**RECORD SET:**
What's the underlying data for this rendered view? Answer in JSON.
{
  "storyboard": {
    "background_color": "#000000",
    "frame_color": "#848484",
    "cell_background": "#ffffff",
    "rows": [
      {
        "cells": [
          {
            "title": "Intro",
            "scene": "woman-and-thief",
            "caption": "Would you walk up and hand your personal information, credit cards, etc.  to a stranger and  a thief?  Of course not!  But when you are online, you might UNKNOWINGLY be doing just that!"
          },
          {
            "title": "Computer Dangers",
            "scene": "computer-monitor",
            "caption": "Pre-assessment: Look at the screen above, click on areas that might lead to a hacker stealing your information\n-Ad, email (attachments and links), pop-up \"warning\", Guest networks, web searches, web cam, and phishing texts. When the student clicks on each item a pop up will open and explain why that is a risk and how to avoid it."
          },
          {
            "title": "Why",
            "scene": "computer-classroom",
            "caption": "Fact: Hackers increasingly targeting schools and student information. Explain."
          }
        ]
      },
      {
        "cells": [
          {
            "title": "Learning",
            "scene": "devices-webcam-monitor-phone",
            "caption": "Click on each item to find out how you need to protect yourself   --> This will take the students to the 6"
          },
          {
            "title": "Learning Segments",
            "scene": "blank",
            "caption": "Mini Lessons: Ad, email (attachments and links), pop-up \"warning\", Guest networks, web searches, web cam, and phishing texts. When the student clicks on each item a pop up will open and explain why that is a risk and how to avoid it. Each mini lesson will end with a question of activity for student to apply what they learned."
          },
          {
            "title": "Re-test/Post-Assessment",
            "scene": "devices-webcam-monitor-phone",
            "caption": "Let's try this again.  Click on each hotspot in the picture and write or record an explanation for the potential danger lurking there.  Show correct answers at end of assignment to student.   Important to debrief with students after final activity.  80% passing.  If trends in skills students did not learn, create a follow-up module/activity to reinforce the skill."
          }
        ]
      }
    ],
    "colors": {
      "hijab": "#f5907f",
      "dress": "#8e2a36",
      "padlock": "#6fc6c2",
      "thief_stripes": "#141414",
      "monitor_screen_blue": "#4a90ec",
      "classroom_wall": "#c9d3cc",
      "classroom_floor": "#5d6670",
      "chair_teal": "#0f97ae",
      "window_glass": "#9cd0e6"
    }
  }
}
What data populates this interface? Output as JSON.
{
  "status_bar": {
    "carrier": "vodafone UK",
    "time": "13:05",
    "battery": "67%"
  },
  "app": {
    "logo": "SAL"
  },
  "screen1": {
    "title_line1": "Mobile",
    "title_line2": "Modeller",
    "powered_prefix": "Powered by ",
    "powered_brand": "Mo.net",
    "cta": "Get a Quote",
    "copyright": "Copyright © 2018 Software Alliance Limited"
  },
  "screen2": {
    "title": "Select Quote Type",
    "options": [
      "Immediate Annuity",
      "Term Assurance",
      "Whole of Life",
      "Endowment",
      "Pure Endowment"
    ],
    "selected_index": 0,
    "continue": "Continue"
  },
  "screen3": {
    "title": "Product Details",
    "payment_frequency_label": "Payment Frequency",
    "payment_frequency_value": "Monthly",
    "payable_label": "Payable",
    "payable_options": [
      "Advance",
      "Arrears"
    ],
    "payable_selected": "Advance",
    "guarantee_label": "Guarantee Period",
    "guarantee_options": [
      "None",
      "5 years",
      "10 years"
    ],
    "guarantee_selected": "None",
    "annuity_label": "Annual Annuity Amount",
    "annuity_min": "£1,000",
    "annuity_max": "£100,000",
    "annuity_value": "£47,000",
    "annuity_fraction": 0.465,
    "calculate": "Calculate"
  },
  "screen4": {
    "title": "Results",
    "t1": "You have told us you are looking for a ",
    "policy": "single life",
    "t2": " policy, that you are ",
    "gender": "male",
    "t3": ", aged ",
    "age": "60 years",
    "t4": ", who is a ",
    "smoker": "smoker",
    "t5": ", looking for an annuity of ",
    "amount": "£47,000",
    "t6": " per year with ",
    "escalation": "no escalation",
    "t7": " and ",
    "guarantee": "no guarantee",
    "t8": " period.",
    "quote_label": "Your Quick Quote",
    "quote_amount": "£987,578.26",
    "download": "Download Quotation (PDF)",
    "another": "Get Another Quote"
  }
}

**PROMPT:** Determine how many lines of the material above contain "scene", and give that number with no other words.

**REPLY TO THE EXERCISE:** 6